There was that fateful Christmas Day when the smell of my sister Denise's new flavored lip smackers seemed to be "just what my little heart wanted" also.
And by "wanted," I mean that I rolled each of them up and proceeded to EAT the "chocolate," "strawberry," and "Cherry" petroleum goodness in less than a hot minute.
Little did I know at that time that that was NOT at ALL "WHAT I WANTED."
It may however have aided an occasional bout with IBS that flares oddly enough around the New Year.
Thanks for that, little bell-bottom Deena.
There was also the Christmas that my Step-Grandmother received a decorative spoon blessed by the Pope that she wanted each of us grandkids to kiss.
Ahem, I also have the VHS tapes to prove THIS.
I think that had more to do with Schnapps than saintliness in retrospect.
Now that I have a brood of my own these stories make my kids roar with laughed mingled with their own stories of their Christmases that have come and gone.
I really feel for us Moms but never more so than in December.
If we don't have hanging mitten activities coordinating with the entire month of advent,
Or make our own salted hot chocolate with tiny charcuterie boards in muffin tins,
and visit the cat shelter no less than three times,
I dare say are we even Moms?
No wonder the sale of sleeping aids and tums skyrocket before the snow even flies.
With half of my crew now adulting, I send this plea into the internet chasm:
"There is only a ghost of Christmas past if you allow there to be."
This isn't one of those instagram infomercials telling you to psychologically "think" yourself thin.
Not that I have entertained even the thought of one of those, mind you.
This is a real-deal piece of encouragement.
The mantra that tells you that these moments will never come again, that says you must swing longer, cuddle longer, read Amelia Bedelia until her name is forever silkscreened onto your frontal lobes because you will NEVER EVER In the history of EVER have this time again,
Yep. I said it.
And "kudos" to Peggy and Herman Parish who will never let us read one of their page-turners without saying their main character's FULL NAME no less than ten times EACH PAGE.
But I digress.
You will never get those moments back.
You will also hopefully never have to potty train again also.
Unless a really bad stomach flu goes through the house.
Here's the thing.
Memories are memories because they happened - wait for it - in the P-A-S-T.
When in the course of human events our children turn 22, they most likely will not want you to swing WITH them.
They would rather beat you in "Code Names," or "Rook."
The swing was a great memory, but I personally love these "Rook" evenings just as much or even more.
They are maturing, you don't care about how your bangs are styled anymore,
It's a win-win.
It's crazy to me with all that already comes to the forefront to remind me that I have struggled at this thing called "parenting," that I would let GOOD memories haunt me too.
That I would set myself up to mourn the very moment of sweetness as it is transpiring instead of preserving it like delicious strawberries in season to open and taste in the middle of winter.
Call me crazy but life is just too short for that mess.
So this year, this Christmas I gave you my heart and the very next day, you gave it away.
(Okay that was just too good to pass up. Sorry.)
This Christmas I defy the songs that say, "Slow down, be little, don't spread your wings," because you may actually fly away to college and come home an amazing human being.
(go back and re-read that because it's some good stuff.
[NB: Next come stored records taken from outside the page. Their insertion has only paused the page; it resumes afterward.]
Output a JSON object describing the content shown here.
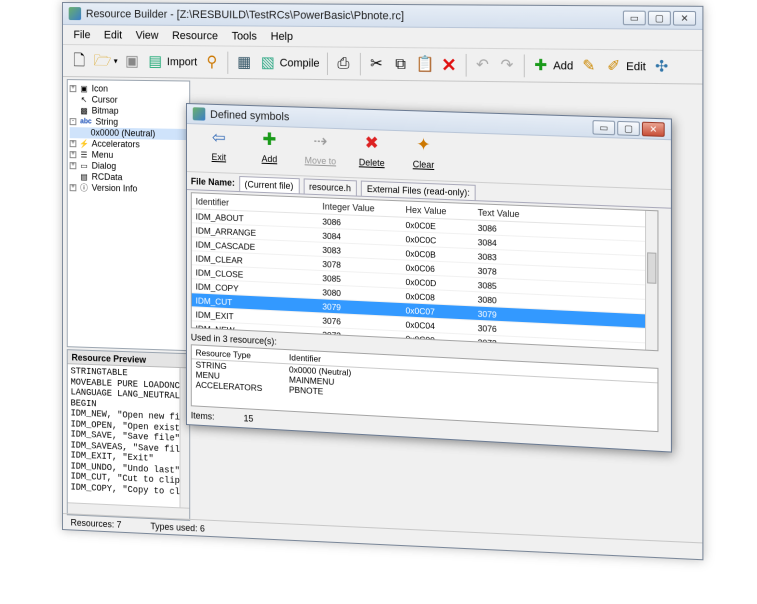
{
  "main_window": {
    "title": "Resource Builder - [Z:\\RESBUILD\\TestRCs\\PowerBasic\\Pbnote.rc]",
    "window_buttons": [
      "▭",
      "▢",
      "✕"
    ],
    "menu": [
      "File",
      "Edit",
      "View",
      "Resource",
      "Tools",
      "Help"
    ],
    "toolbar": {
      "import": "Import",
      "compile": "Compile",
      "add": "Add",
      "edit": "Edit"
    }
  },
  "tree": [
    {
      "label": "Icon",
      "expander": "+",
      "icon": "icon-resource-icon"
    },
    {
      "label": "Cursor",
      "expander": "",
      "icon": "cursor-icon"
    },
    {
      "label": "Bitmap",
      "expander": "",
      "icon": "bitmap-icon"
    },
    {
      "label": "String",
      "expander": "-",
      "icon": "string-icon",
      "prefix": "abc"
    },
    {
      "label": "0x0000 (Neutral)",
      "expander": "",
      "icon": "",
      "selected": true
    },
    {
      "label": "Accelerators",
      "expander": "+",
      "icon": "accelerator-icon"
    },
    {
      "label": "Menu",
      "expander": "+",
      "icon": "menu-icon"
    },
    {
      "label": "Dialog",
      "expander": "+",
      "icon": "dialog-icon"
    },
    {
      "label": "RCData",
      "expander": "",
      "icon": "rcdata-icon"
    },
    {
      "label": "Version Info",
      "expander": "+",
      "icon": "version-icon"
    }
  ],
  "preview": {
    "title": "Resource Preview",
    "lines": [
      "STRINGTABLE",
      "MOVEABLE PURE LOADONC",
      "LANGUAGE LANG_NEUTRAL",
      "BEGIN",
      "IDM_NEW, \"Open new fi",
      "IDM_OPEN, \"Open exist",
      "IDM_SAVE, \"Save file\"",
      "IDM_SAVEAS, \"Save fil",
      "IDM_EXIT, \"Exit\"",
      "IDM_UNDO, \"Undo last\"",
      "IDM_CUT, \"Cut to clip",
      "IDM_COPY, \"Copy to cl"
    ]
  },
  "status": {
    "resources": "Resources: 7",
    "types": "Types used: 6"
  },
  "dialog": {
    "title": "Defined symbols",
    "buttons": [
      {
        "label": "Exit",
        "icon": "exit-icon",
        "enabled": true
      },
      {
        "label": "Add",
        "icon": "add-icon",
        "enabled": true
      },
      {
        "label": "Move to",
        "icon": "move-to-icon",
        "enabled": false
      },
      {
        "label": "Delete",
        "icon": "delete-icon",
        "enabled": true
      },
      {
        "label": "Clear",
        "icon": "clear-icon",
        "enabled": true
      }
    ],
    "file_name_label": "File Name:",
    "tabs": [
      "(Current file)",
      "resource.h",
      "External Files (read-only):"
    ],
    "columns": [
      "Identifier",
      "Integer Value",
      "Hex Value",
      "Text Value"
    ],
    "rows": [
      [
        "IDM_ABOUT",
        "3086",
        "0x0C0E",
        "3086"
      ],
      [
        "IDM_ARRANGE",
        "3084",
        "0x0C0C",
        "3084"
      ],
      [
        "IDM_CASCADE",
        "3083",
        "0x0C0B",
        "3083"
      ],
      [
        "IDM_CLEAR",
        "3078",
        "0x0C06",
        "3078"
      ],
      [
        "IDM_CLOSE",
        "3085",
        "0x0C0D",
        "3085"
      ],
      [
        "IDM_COPY",
        "3080",
        "0x0C08",
        "3080"
      ],
      [
        "IDM_CUT",
        "3079",
        "0x0C07",
        "3079"
      ],
      [
        "IDM_EXIT",
        "3076",
        "0x0C04",
        "3076"
      ],
      [
        "IDM_NEW",
        "3072",
        "0x0C00",
        "3072"
      ]
    ],
    "selected_row": 6,
    "used_in": "Used in 3 resource(s):",
    "res_columns": [
      "Resource Type",
      "Identifier"
    ],
    "res_rows": [
      [
        "STRING",
        "0x0000 (Neutral)"
      ],
      [
        "MENU",
        "MAINMENU"
      ],
      [
        "ACCELERATORS",
        "PBNOTE"
      ]
    ],
    "items_label": "Items:",
    "items_count": "15",
    "selection_color": "#3399ff"
  }
}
If I do say so myself.)
I laugh in the face of the Pinterest prompts that say, "If it's not a new footprint ornament it didn't happen."
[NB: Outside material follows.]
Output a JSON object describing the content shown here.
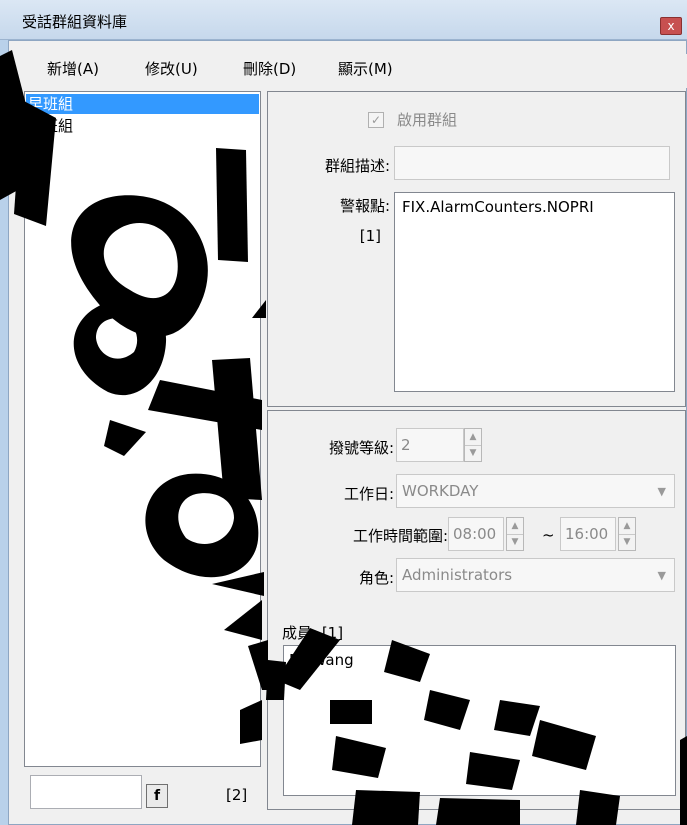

I challenge anyone who says that each year doesn't get better and better and so much better that new memories are just as amazing as the old and that looking forward is just as sweet as looking in the rear view mirror.
I'm beginning again to teach another driver that the rear view is good to check but it's impossible to drive any length according to it.
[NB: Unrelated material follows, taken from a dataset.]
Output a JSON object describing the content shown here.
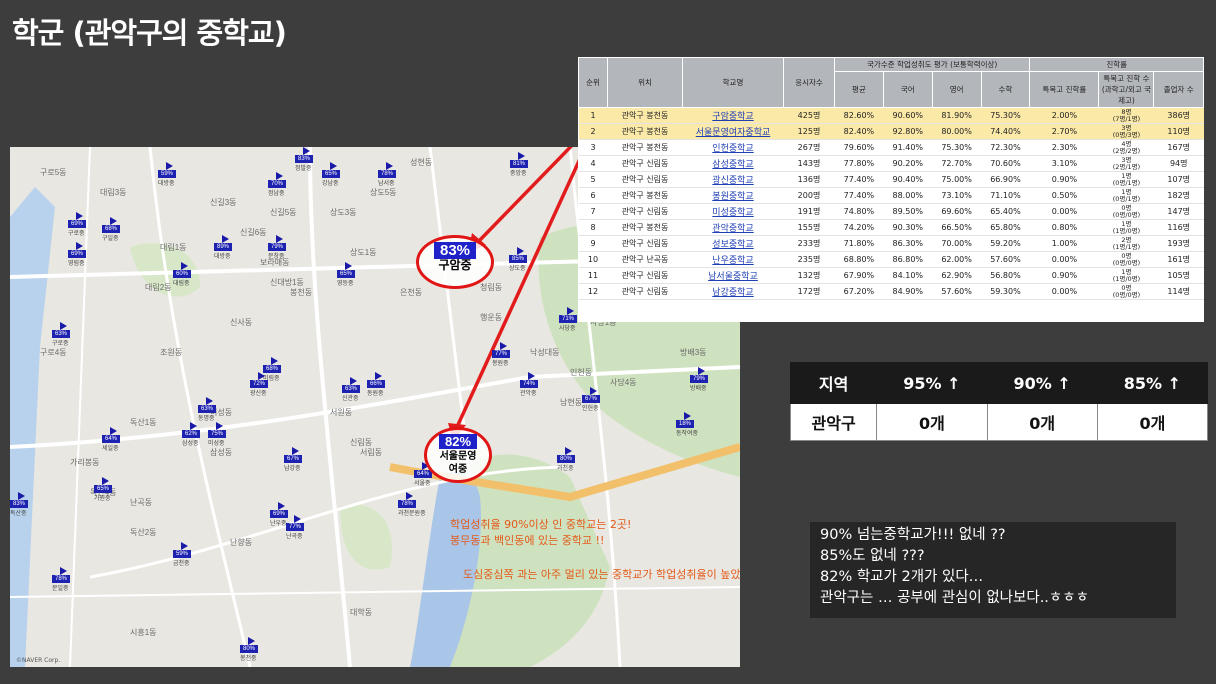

On an old car.
I laugh because when my kids were grown it was all the rage to tell us young Moms that we should "just wait," until they eat, walk, talk, read, and now we are telling our young Moms, don't wait. Are they eating, walking, talking, reading?
Oh. I'm so sorry. The best is over. Call it a day.
Ghosts I tell you. Nothing but ghosts.